Starting at the line that holds "Parse this screenshot: output", quote every line through the end of the records, both boundary lines included. Omit the pictures.

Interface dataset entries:

::::::::::

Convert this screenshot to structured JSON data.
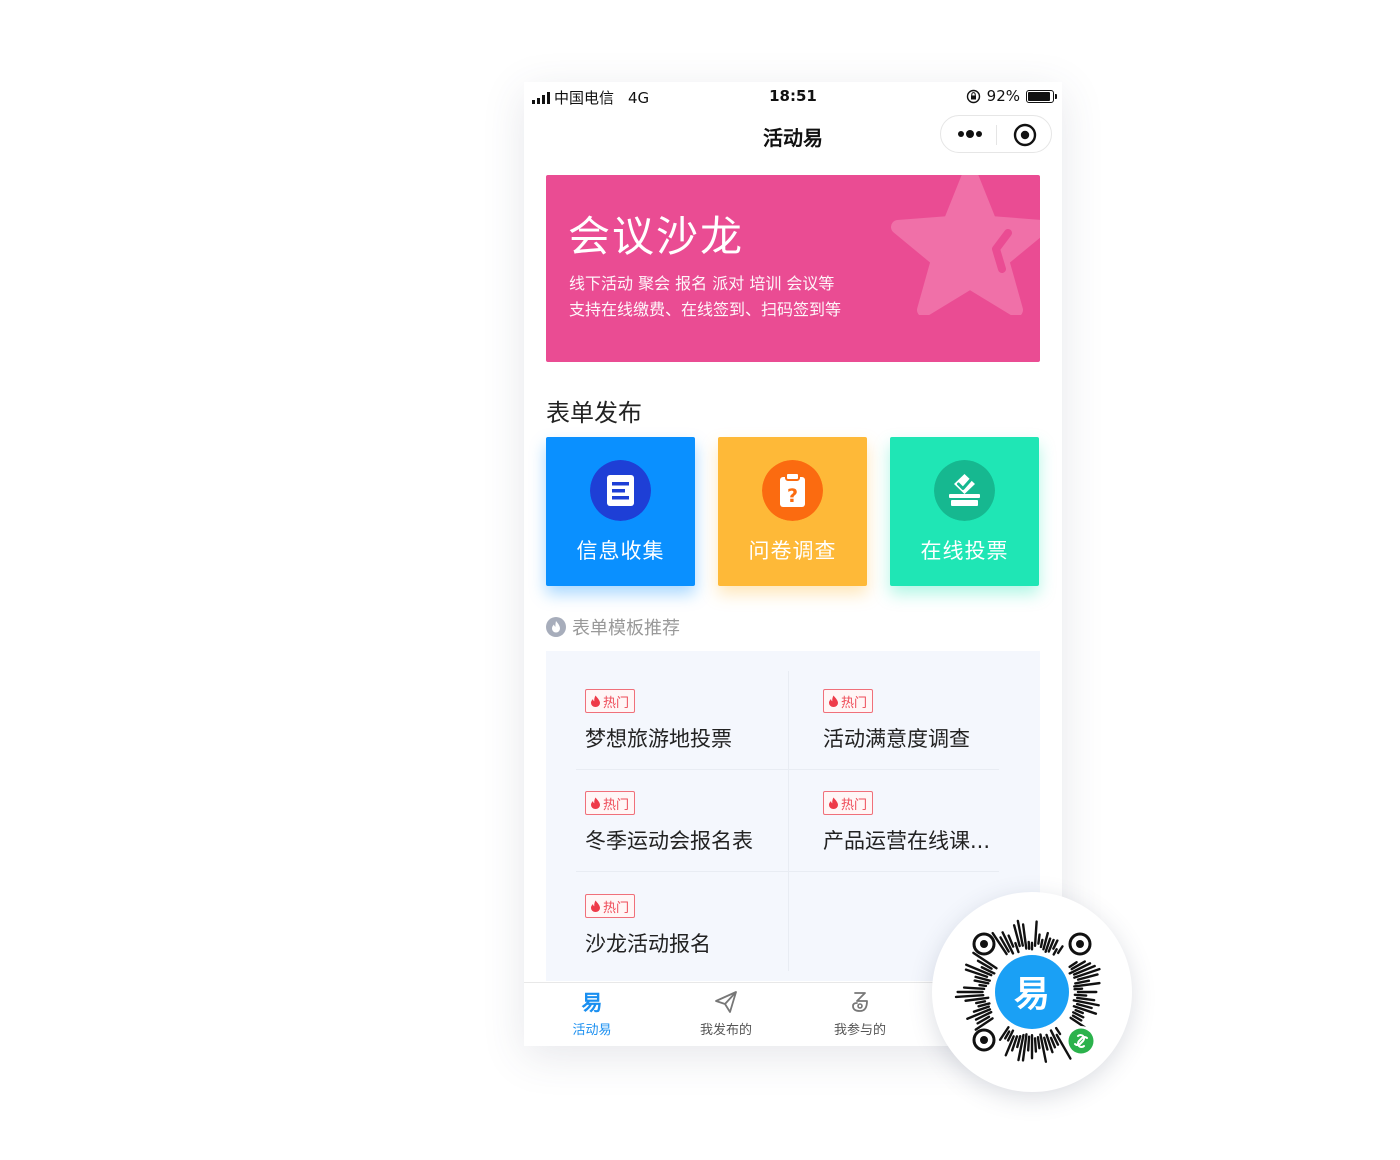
{
  "status_bar": {
    "carrier": "中国电信",
    "network": "4G",
    "time": "18:51",
    "battery": "92%"
  },
  "navbar": {
    "title": "活动易"
  },
  "banner": {
    "title": "会议沙龙",
    "line1": "线下活动 聚会 报名 派对 培训 会议等",
    "line2": "支持在线缴费、在线签到、扫码签到等",
    "color": "#ea4c93"
  },
  "form_section": {
    "title": "表单发布",
    "cards": [
      {
        "label": "信息收集",
        "icon": "document-icon",
        "color": "#0a90ff"
      },
      {
        "label": "问卷调查",
        "icon": "clipboard-question-icon",
        "color": "#feb938"
      },
      {
        "label": "在线投票",
        "icon": "ballot-box-icon",
        "color": "#1fe6b5"
      }
    ]
  },
  "recommend": {
    "title": "表单模板推荐",
    "tag_label": "热门",
    "items": [
      {
        "name": "梦想旅游地投票"
      },
      {
        "name": "活动满意度调查"
      },
      {
        "name": "冬季运动会报名表"
      },
      {
        "name": "产品运营在线课..."
      },
      {
        "name": "沙龙活动报名"
      }
    ]
  },
  "tabbar": {
    "items": [
      {
        "label": "活动易",
        "active": true,
        "icon": "yi-logo-icon"
      },
      {
        "label": "我发布的",
        "active": false,
        "icon": "paper-plane-icon"
      },
      {
        "label": "我参与的",
        "active": false,
        "icon": "participate-icon"
      }
    ]
  },
  "qr_code": {
    "center_char": "易",
    "accent": "#1aa0f5",
    "badge_color": "#2bb24c"
  }
}
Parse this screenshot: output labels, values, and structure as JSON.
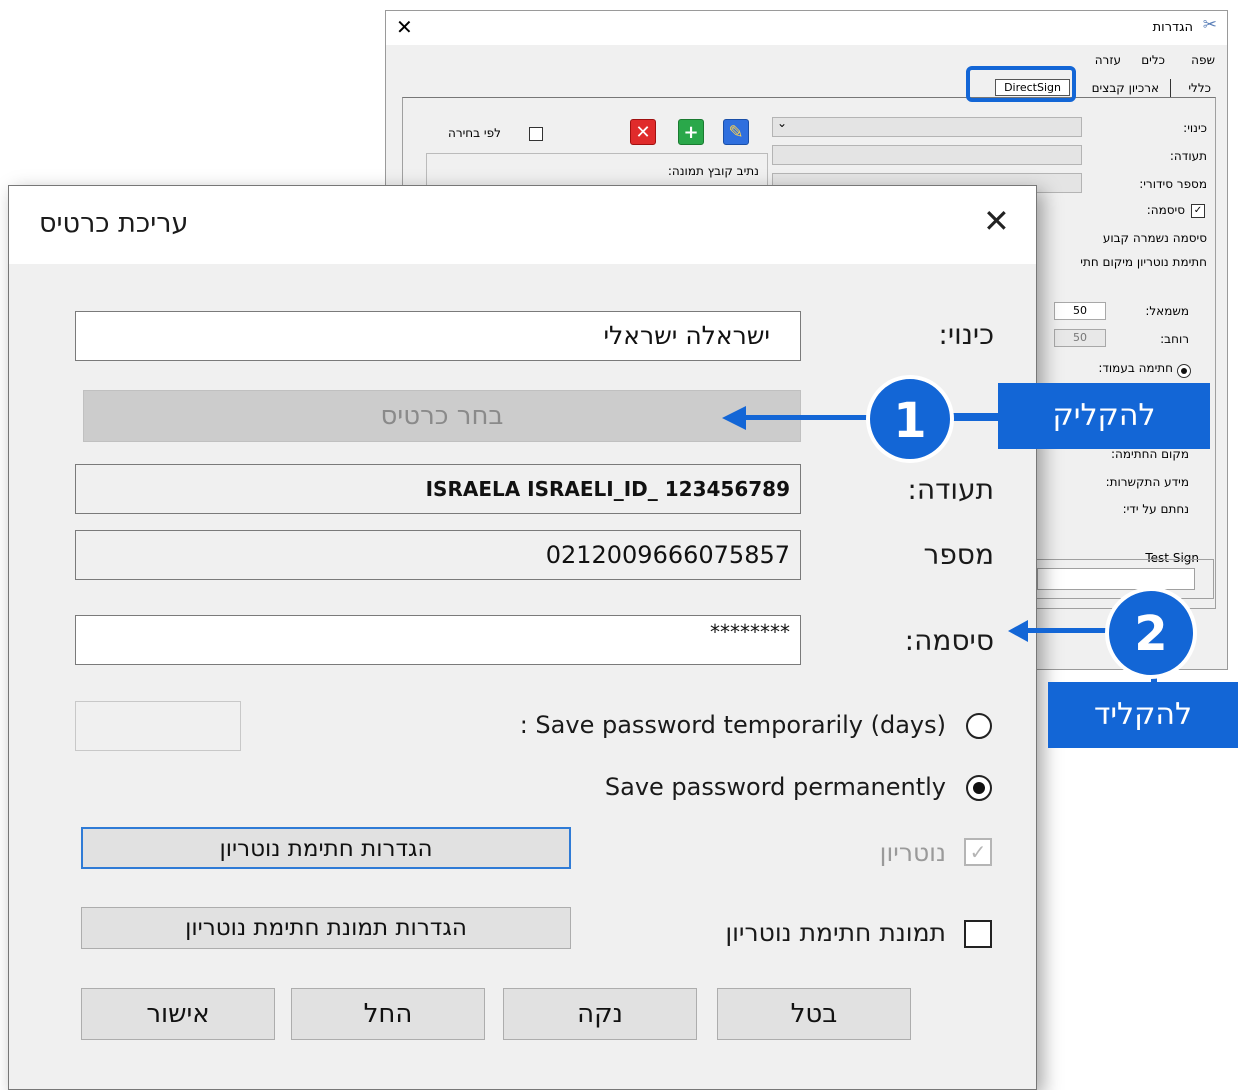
{
  "background_window": {
    "title": "הגדרות",
    "menu": [
      "שפה",
      "כלים",
      "עזרה"
    ],
    "tabs": [
      "כללי",
      "ארכיון קבצים",
      "DirectSign"
    ],
    "labels": {
      "alias": "כינוי:",
      "certificate": "תעודה:",
      "serial": "מספר סידורי:",
      "password": "סיסמה:",
      "password_saved": "סיסמה נשמרה קבוע",
      "notary_sig": "חתימת נוטריון מיקום חתי",
      "by_choice": "לפי בחירה",
      "image_path": "נתיב קובץ תמונה:",
      "left": "משמאל:",
      "width": "רוחב:",
      "page_sig": "חתימה בעמוד:",
      "sig_location": "מקום החתימה:",
      "contact_info": "מידע התקשרות:",
      "signed_by": "נחתם על ידי:",
      "test_sign": "Test Sign"
    },
    "values": {
      "left": "50",
      "width": "50"
    }
  },
  "dialog": {
    "title": "עריכת כרטיס",
    "alias_label": "כינוי:",
    "alias_value": "ישראלה ישראלי",
    "choose_card_button": "בחר כרטיס",
    "certificate_label": "תעודה:",
    "certificate_value": "ISRAELA ISRAELI_ID_  123456789",
    "number_label": "מספר",
    "number_value": "0212009666075857",
    "password_label": "סיסמה:",
    "password_value": "********",
    "save_temp_label": ": Save password temporarily (days)",
    "save_temp_days": "",
    "save_perm_label": "Save password permanently",
    "notary_label": "נוטריון",
    "notary_settings_button": "הגדרות חתימת נוטריון",
    "notary_image_label": "תמונת חתימת נוטריון",
    "notary_image_settings_button": "הגדרות תמונת חתימת נוטריון",
    "buttons": {
      "cancel": "בטל",
      "clear": "נקה",
      "apply": "החל",
      "ok": "אישור"
    }
  },
  "callouts": [
    {
      "number": "1",
      "text": "להקליק"
    },
    {
      "number": "2",
      "text": "להקליד"
    }
  ],
  "colors": {
    "accent": "#1366d6"
  }
}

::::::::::

### Task output:
Parse this screenshot: output labels, values, and structure as JSON.
{
  "background_window": {
    "title": "הגדרות",
    "menu": [
      "שפה",
      "כלים",
      "עזרה"
    ],
    "tabs": [
      "כללי",
      "ארכיון קבצים",
      "DirectSign"
    ],
    "labels": {
      "alias": "כינוי:",
      "certificate": "תעודה:",
      "serial": "מספר סידורי:",
      "password": "סיסמה:",
      "password_saved": "סיסמה נשמרה קבוע",
      "notary_sig": "חתימת נוטריון מיקום חתי",
      "by_choice": "לפי בחירה",
      "image_path": "נתיב קובץ תמונה:",
      "left": "משמאל:",
      "width": "רוחב:",
      "page_sig": "חתימה בעמוד:",
      "sig_location": "מקום החתימה:",
      "contact_info": "מידע התקשרות:",
      "signed_by": "נחתם על ידי:",
      "test_sign": "Test Sign"
    },
    "values": {
      "left": "50",
      "width": "50"
    }
  },
  "dialog": {
    "title": "עריכת כרטיס",
    "alias_label": "כינוי:",
    "alias_value": "ישראלה ישראלי",
    "choose_card_button": "בחר כרטיס",
    "certificate_label": "תעודה:",
    "certificate_value": "ISRAELA ISRAELI_ID_  123456789",
    "number_label": "מספר",
    "number_value": "0212009666075857",
    "password_label": "סיסמה:",
    "password_value": "********",
    "save_temp_label": ": Save password temporarily (days)",
    "save_temp_days": "",
    "save_perm_label": "Save password permanently",
    "notary_label": "נוטריון",
    "notary_settings_button": "הגדרות חתימת נוטריון",
    "notary_image_label": "תמונת חתימת נוטריון",
    "notary_image_settings_button": "הגדרות תמונת חתימת נוטריון",
    "buttons": {
      "cancel": "בטל",
      "clear": "נקה",
      "apply": "החל",
      "ok": "אישור"
    }
  },
  "callouts": [
    {
      "number": "1",
      "text": "להקליק"
    },
    {
      "number": "2",
      "text": "להקליד"
    }
  ],
  "colors": {
    "accent": "#1366d6"
  }
}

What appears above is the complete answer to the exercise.